Don’t be fooled by the figures above, while they might look OK they have in fact all been tampered with!
The concept of transplanting price stickers on vintage toys might be news to some but unfortunately it’s not a new thing at all and has been happening since the early days of collecting.
There are many unscrupulous dealers and collectors out there that think nothing of trying to cover up damage on carded figures with price stickers and some still do it even now. Have a read up on the following threads for more information on this practice:
Empire Strikes Back Hoth Stormtrooper
Ebay seller fxtoys! (Multiple examples including Trilogos)
Sticker cover ups are often done by re-using dried out vintage era stickers that have been removed from other toys or that have simply fallen off with age. They are then glued over rips and tears on other toys to conceal the damaged areas.
While they are sometimes hard to detect, there is at least one red flag that all Trilogo collectors need to be aware of: 99% of the Trilogos sold in America came directly from Kay Bee or one of a handful of Kay Bee owned stores.
By now, the Kay Bee Trilogo story should be well known, but not everyone knows that Trilogos were also sold by “Toy Works” and “The Toy Box”. These two toy stores were actually bought out by Kay Bee in the mid to late 80’s and while they seem to have retained their names for a short period, they were effectively operating as Kay Bee stores when Trilogos were brought over.
Here is a quick look at the stickers that those stores used:
Kay Bee 0.79cents
Kay Bee 2 for $1
The Toy Box
You will notice that apart from the different store names, the Toy works and Toy box stickers are identical to the Kay Bee ones and they even have the exact same product code printed on them (#402073).
There is only one exception to the Kay Bee rule (the 1%!). A New York department store called “Lloyd’s” reportedly obtained some of the leftover stock that Kay Bee were unable to sell. This claim has been confirmed by an ex-employee and collectors have noted Lloyd’s price stickers on Kay Bee manufactured two packs.

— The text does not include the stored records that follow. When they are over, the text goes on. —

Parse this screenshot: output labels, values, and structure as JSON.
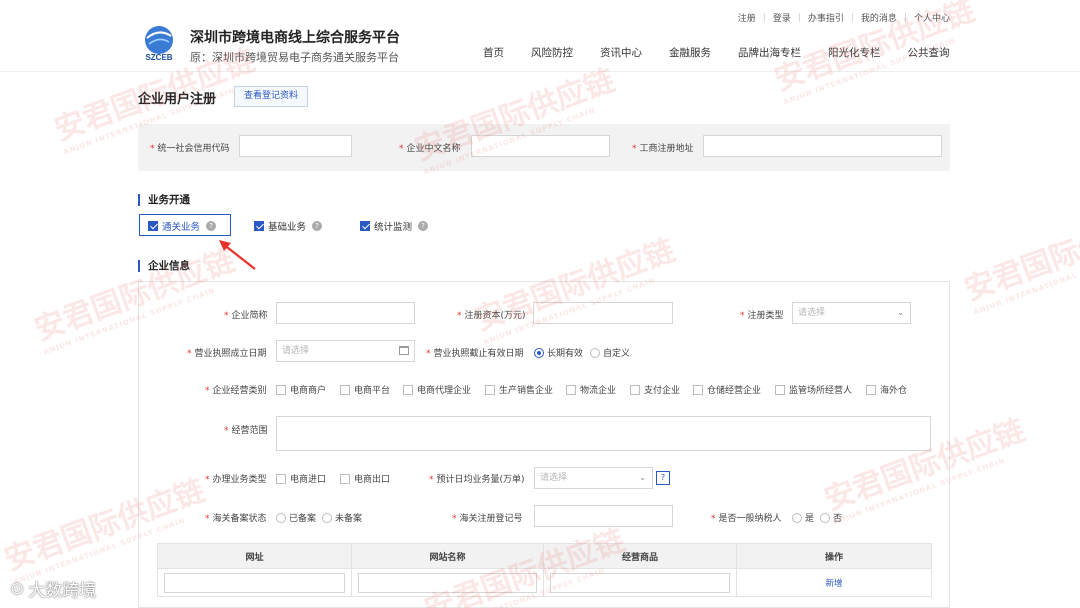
{
  "header": {
    "logo_text": "SZCEB",
    "title": "深圳市跨境电商线上综合服务平台",
    "subtitle": "原：深圳市跨境贸易电子商务通关服务平台",
    "util_links": [
      "注册",
      "登录",
      "办事指引",
      "我的消息",
      "个人中心"
    ],
    "nav": [
      "首页",
      "风险防控",
      "资讯中心",
      "金融服务",
      "品牌出海专栏",
      "阳光化专栏",
      "公共查询"
    ]
  },
  "page": {
    "title": "企业用户注册",
    "view_button": "查看登记资料"
  },
  "search": {
    "credit_code": "统一社会信用代码",
    "cn_name": "企业中文名称",
    "reg_address": "工商注册地址"
  },
  "business": {
    "heading": "业务开通",
    "items": [
      "通关业务",
      "基础业务",
      "统计监测"
    ],
    "help": "?"
  },
  "info": {
    "heading": "企业信息",
    "short_name": "企业简称",
    "reg_capital": "注册资本(万元)",
    "reg_type": "注册类型",
    "select_placeholder": "请选择",
    "license_date": "营业执照成立日期",
    "license_expiry": "营业执照截止有效日期",
    "expiry_options": [
      "长期有效",
      "自定义"
    ],
    "biz_category": "企业经营类别",
    "categories": [
      "电商商户",
      "电商平台",
      "电商代理企业",
      "生产销售企业",
      "物流企业",
      "支付企业",
      "仓储经营企业",
      "监管场所经营人",
      "海外仓"
    ],
    "scope": "经营范围",
    "biz_type": "办理业务类型",
    "biz_type_options": [
      "电商进口",
      "电商出口"
    ],
    "daily_volume": "预计日均业务量(万单)",
    "customs_status": "海关备案状态",
    "customs_options": [
      "已备案",
      "未备案"
    ],
    "customs_reg_no": "海关注册登记号",
    "general_taxpayer": "是否一般纳税人",
    "taxpayer_options": [
      "是",
      "否"
    ]
  },
  "table": {
    "headers": [
      "网址",
      "网站名称",
      "经营商品",
      "操作"
    ],
    "add_link": "新增"
  },
  "watermark": {
    "text": "安君国际供应链",
    "sub": "ANJUN INTERNATIONAL SUPPLY CHAIN"
  },
  "footer_logo": "大数跨境"
}
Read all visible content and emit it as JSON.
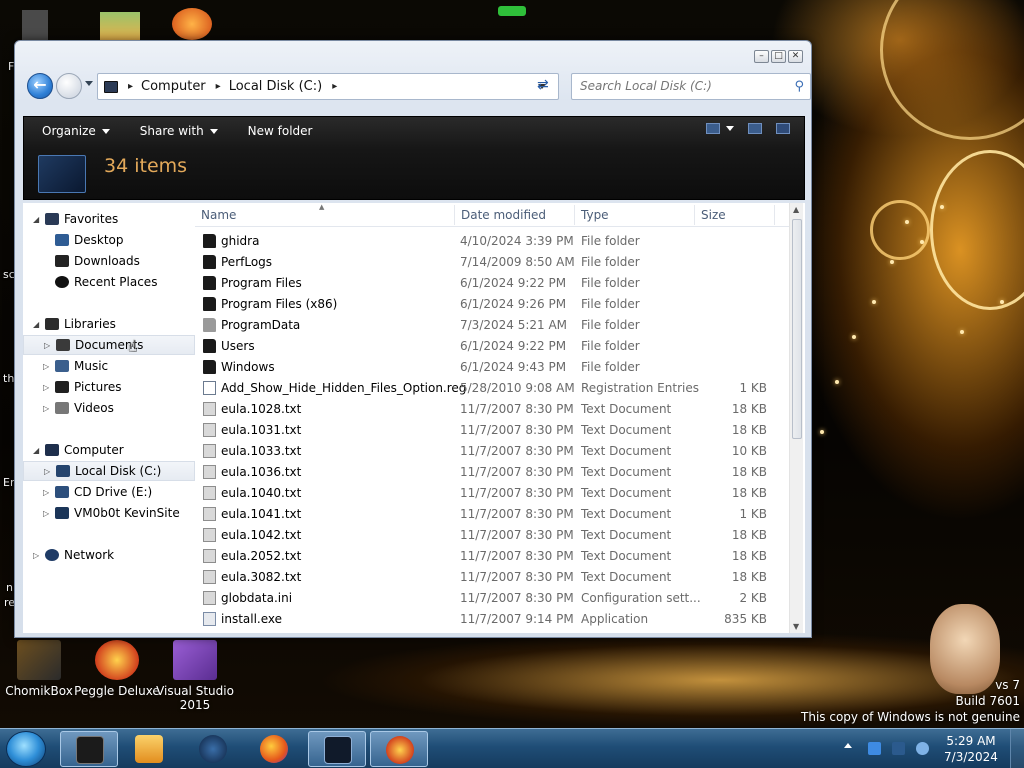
{
  "colors": {
    "toolbar_bg": "#161616",
    "item_count": "#e3a95a",
    "taskbar": "#1f4d76",
    "accent_blue": "#2e7fd6"
  },
  "desktop": {
    "icons": [
      {
        "label": "ChomikBox",
        "icon": "chomikbox-icon"
      },
      {
        "label": "Peggle Deluxe",
        "icon": "peggle-icon"
      },
      {
        "label": "Visual Studio 2015",
        "icon": "visual-studio-icon"
      }
    ],
    "watermark": {
      "line1": "vs 7",
      "line2": "Build 7601",
      "line3": "This copy of Windows is not genuine"
    },
    "edge_texts": [
      "F",
      "sc",
      "th",
      "Er",
      "n",
      "re"
    ]
  },
  "window": {
    "controls": {
      "minimize": "–",
      "maximize": "□",
      "close": "✕"
    },
    "address": {
      "crumbs": [
        "Computer",
        "Local Disk (C:)"
      ],
      "separator": "▸"
    },
    "search": {
      "placeholder": "Search Local Disk (C:)"
    },
    "toolbar": {
      "organize": "Organize",
      "share_with": "Share with",
      "new_folder": "New folder"
    },
    "banner": {
      "item_count": "34 items"
    }
  },
  "nav_pane": {
    "favorites": {
      "label": "Favorites",
      "items": [
        "Desktop",
        "Downloads",
        "Recent Places"
      ]
    },
    "libraries": {
      "label": "Libraries",
      "items": [
        "Documents",
        "Music",
        "Pictures",
        "Videos"
      ]
    },
    "computer": {
      "label": "Computer",
      "items": [
        "Local Disk (C:)",
        "CD Drive (E:)",
        "VM0b0t KevinSite"
      ]
    },
    "network": {
      "label": "Network"
    }
  },
  "file_list": {
    "columns": {
      "name": "Name",
      "date": "Date modified",
      "type": "Type",
      "size": "Size"
    },
    "rows": [
      {
        "name": "ghidra",
        "date": "4/10/2024 3:39 PM",
        "type": "File folder",
        "size": "",
        "icon": "folder-icon"
      },
      {
        "name": "PerfLogs",
        "date": "7/14/2009 8:50 AM",
        "type": "File folder",
        "size": "",
        "icon": "folder-icon"
      },
      {
        "name": "Program Files",
        "date": "6/1/2024 9:22 PM",
        "type": "File folder",
        "size": "",
        "icon": "folder-icon"
      },
      {
        "name": "Program Files (x86)",
        "date": "6/1/2024 9:26 PM",
        "type": "File folder",
        "size": "",
        "icon": "folder-icon"
      },
      {
        "name": "ProgramData",
        "date": "7/3/2024 5:21 AM",
        "type": "File folder",
        "size": "",
        "icon": "folder-hidden-icon"
      },
      {
        "name": "Users",
        "date": "6/1/2024 9:22 PM",
        "type": "File folder",
        "size": "",
        "icon": "folder-icon"
      },
      {
        "name": "Windows",
        "date": "6/1/2024 9:43 PM",
        "type": "File folder",
        "size": "",
        "icon": "folder-icon"
      },
      {
        "name": "Add_Show_Hide_Hidden_Files_Option.reg",
        "date": "5/28/2010 9:08 AM",
        "type": "Registration Entries",
        "size": "1 KB",
        "icon": "reg-file-icon"
      },
      {
        "name": "eula.1028.txt",
        "date": "11/7/2007 8:30 PM",
        "type": "Text Document",
        "size": "18 KB",
        "icon": "text-file-icon"
      },
      {
        "name": "eula.1031.txt",
        "date": "11/7/2007 8:30 PM",
        "type": "Text Document",
        "size": "18 KB",
        "icon": "text-file-icon"
      },
      {
        "name": "eula.1033.txt",
        "date": "11/7/2007 8:30 PM",
        "type": "Text Document",
        "size": "10 KB",
        "icon": "text-file-icon"
      },
      {
        "name": "eula.1036.txt",
        "date": "11/7/2007 8:30 PM",
        "type": "Text Document",
        "size": "18 KB",
        "icon": "text-file-icon"
      },
      {
        "name": "eula.1040.txt",
        "date": "11/7/2007 8:30 PM",
        "type": "Text Document",
        "size": "18 KB",
        "icon": "text-file-icon"
      },
      {
        "name": "eula.1041.txt",
        "date": "11/7/2007 8:30 PM",
        "type": "Text Document",
        "size": "1 KB",
        "icon": "text-file-icon"
      },
      {
        "name": "eula.1042.txt",
        "date": "11/7/2007 8:30 PM",
        "type": "Text Document",
        "size": "18 KB",
        "icon": "text-file-icon"
      },
      {
        "name": "eula.2052.txt",
        "date": "11/7/2007 8:30 PM",
        "type": "Text Document",
        "size": "18 KB",
        "icon": "text-file-icon"
      },
      {
        "name": "eula.3082.txt",
        "date": "11/7/2007 8:30 PM",
        "type": "Text Document",
        "size": "18 KB",
        "icon": "text-file-icon"
      },
      {
        "name": "globdata.ini",
        "date": "11/7/2007 8:30 PM",
        "type": "Configuration sett...",
        "size": "2 KB",
        "icon": "ini-file-icon"
      },
      {
        "name": "install.exe",
        "date": "11/7/2007 9:14 PM",
        "type": "Application",
        "size": "835 KB",
        "icon": "exe-file-icon"
      }
    ]
  },
  "taskbar": {
    "apps": [
      "explorer-icon",
      "media-player-icon",
      "browser-globe-icon",
      "firefox-icon",
      "window-app-icon",
      "peggle-icon"
    ],
    "clock": {
      "time": "5:29 AM",
      "date": "7/3/2024"
    }
  }
}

Due to the fact that Trilogo figures were being sold at roughly the same as the two packs, there was always a possibility that some were indeed sold in the Lloyd’s department store but up until now I had never seen one. Thanks to fellow Trilogo collector Simon McOwan, we finally have a picture of one on a Squidhead Trilogo:
You’ll notice that as well as using the same pricing as Kay Bee ($0.79 and later 2 for $1) the product code is exactly the same.
If you encounter a Trilogo with an American price sticker that doesn’t look like one of the above then it’s almost certainly been transferred from something else.
Almost all of the examples of price sticker cover ups on Trilogos that have come from US based sellers were done using American price stickers from stores like Sears or Toys ‘R’ Us.
Below are four different Trilogos with totally random US price stickers on them that simply do not make any sense.
None of these places had any kind of relationship with Kay Bee. In fact, three of the above were actually large department stores that definitely wouldn’t have been buying up cheap European overstock years after Star Wars had gone out of fashion.
The prices on these stickers also give them away. Kay Bee would have received European product around 1986/1987 and due to them being “old stock” they were priced to sell at 0.79$, not $1.97- $2.99!
Even at that price Kay Bee were forced to do a special offer on the figures in order to move them. This is why you often see “2 for $1.00” written on the stickers in red ink.
As you will no doubt have noticed, the prices on the four stickers above are much higher. If they were ever actually on a Star Wars figure at some point then it was likely when the figure was first released and not years later.
Ironically, the damage being covered up on these cards are most likely the rips and tears that were caused by somebody unsuccessfully trying to remove an original Kay Bee price sticker..
Please guys, stop removing stickers. If you ruin the figure in the process and then sell it on, there is a good chance that it will end up in the hands of someone who is just going to try to cover it up, then sell it to someone else.
Please share this article where possible so other collectors are informed. If you have come across any other examples please get in touch so I can add them to this article: firstname.lastname@example.org